Task prompt → Without the images, set down each entry exactly.

==*==

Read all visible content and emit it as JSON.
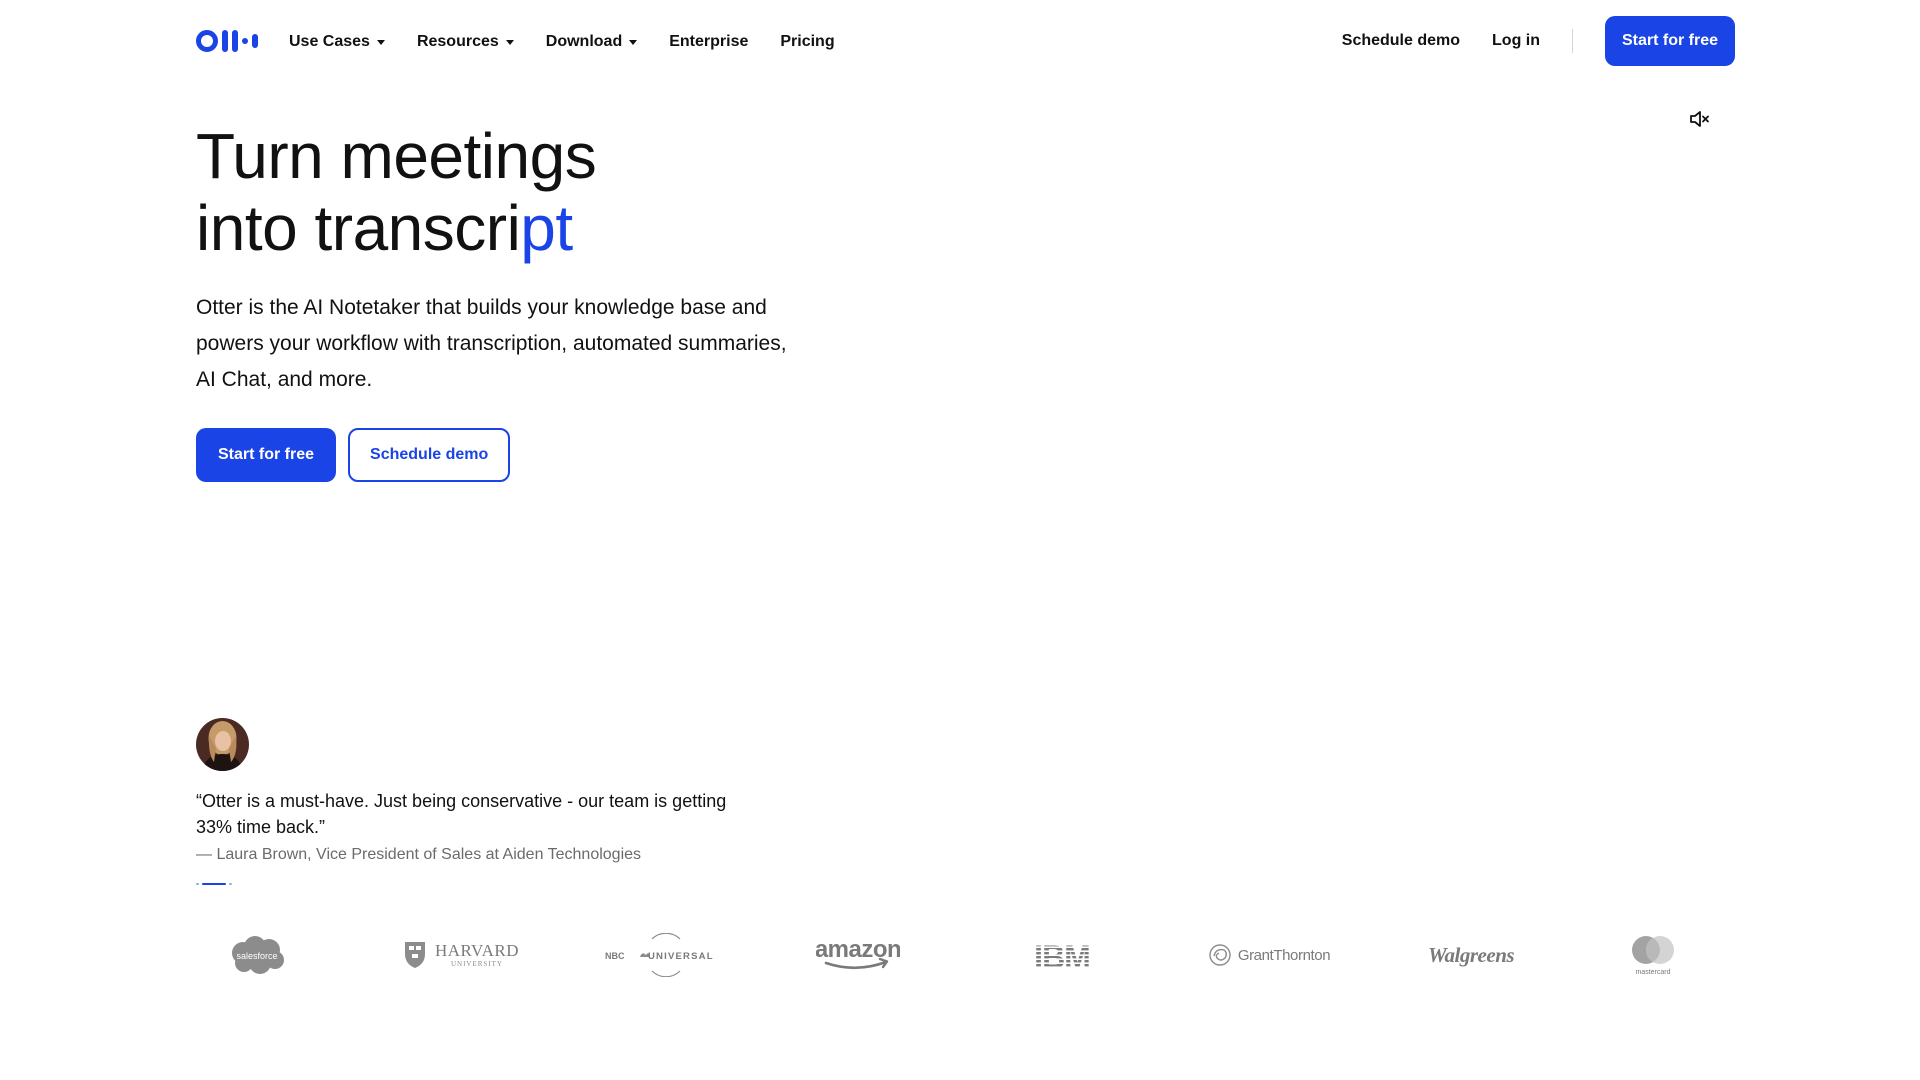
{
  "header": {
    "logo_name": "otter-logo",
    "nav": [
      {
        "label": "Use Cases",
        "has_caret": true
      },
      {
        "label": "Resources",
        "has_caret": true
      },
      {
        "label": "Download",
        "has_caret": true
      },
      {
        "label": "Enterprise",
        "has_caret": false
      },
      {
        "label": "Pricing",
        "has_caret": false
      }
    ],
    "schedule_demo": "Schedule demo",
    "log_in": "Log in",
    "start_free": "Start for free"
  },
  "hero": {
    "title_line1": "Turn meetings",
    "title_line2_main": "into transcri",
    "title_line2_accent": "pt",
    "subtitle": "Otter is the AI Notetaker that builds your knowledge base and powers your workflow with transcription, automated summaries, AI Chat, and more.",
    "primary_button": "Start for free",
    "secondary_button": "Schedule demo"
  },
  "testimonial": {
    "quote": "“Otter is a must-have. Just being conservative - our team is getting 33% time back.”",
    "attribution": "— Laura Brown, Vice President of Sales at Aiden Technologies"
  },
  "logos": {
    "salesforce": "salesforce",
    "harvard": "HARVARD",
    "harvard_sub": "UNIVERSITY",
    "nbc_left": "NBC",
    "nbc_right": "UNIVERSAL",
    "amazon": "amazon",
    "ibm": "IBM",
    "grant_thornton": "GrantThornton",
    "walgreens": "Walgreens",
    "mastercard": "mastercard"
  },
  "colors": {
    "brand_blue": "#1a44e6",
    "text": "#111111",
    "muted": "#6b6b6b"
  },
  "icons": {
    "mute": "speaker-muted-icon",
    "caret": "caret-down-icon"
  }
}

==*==

Output below →
Read all visible content and emit it as JSON.
{
  "header": {
    "logo_name": "otter-logo",
    "nav": [
      {
        "label": "Use Cases",
        "has_caret": true
      },
      {
        "label": "Resources",
        "has_caret": true
      },
      {
        "label": "Download",
        "has_caret": true
      },
      {
        "label": "Enterprise",
        "has_caret": false
      },
      {
        "label": "Pricing",
        "has_caret": false
      }
    ],
    "schedule_demo": "Schedule demo",
    "log_in": "Log in",
    "start_free": "Start for free"
  },
  "hero": {
    "title_line1": "Turn meetings",
    "title_line2_main": "into transcri",
    "title_line2_accent": "pt",
    "subtitle": "Otter is the AI Notetaker that builds your knowledge base and powers your workflow with transcription, automated summaries, AI Chat, and more.",
    "primary_button": "Start for free",
    "secondary_button": "Schedule demo"
  },
  "testimonial": {
    "quote": "“Otter is a must-have. Just being conservative - our team is getting 33% time back.”",
    "attribution": "— Laura Brown, Vice President of Sales at Aiden Technologies"
  },
  "logos": {
    "salesforce": "salesforce",
    "harvard": "HARVARD",
    "harvard_sub": "UNIVERSITY",
    "nbc_left": "NBC",
    "nbc_right": "UNIVERSAL",
    "amazon": "amazon",
    "ibm": "IBM",
    "grant_thornton": "GrantThornton",
    "walgreens": "Walgreens",
    "mastercard": "mastercard"
  },
  "colors": {
    "brand_blue": "#1a44e6",
    "text": "#111111",
    "muted": "#6b6b6b"
  },
  "icons": {
    "mute": "speaker-muted-icon",
    "caret": "caret-down-icon"
  }
}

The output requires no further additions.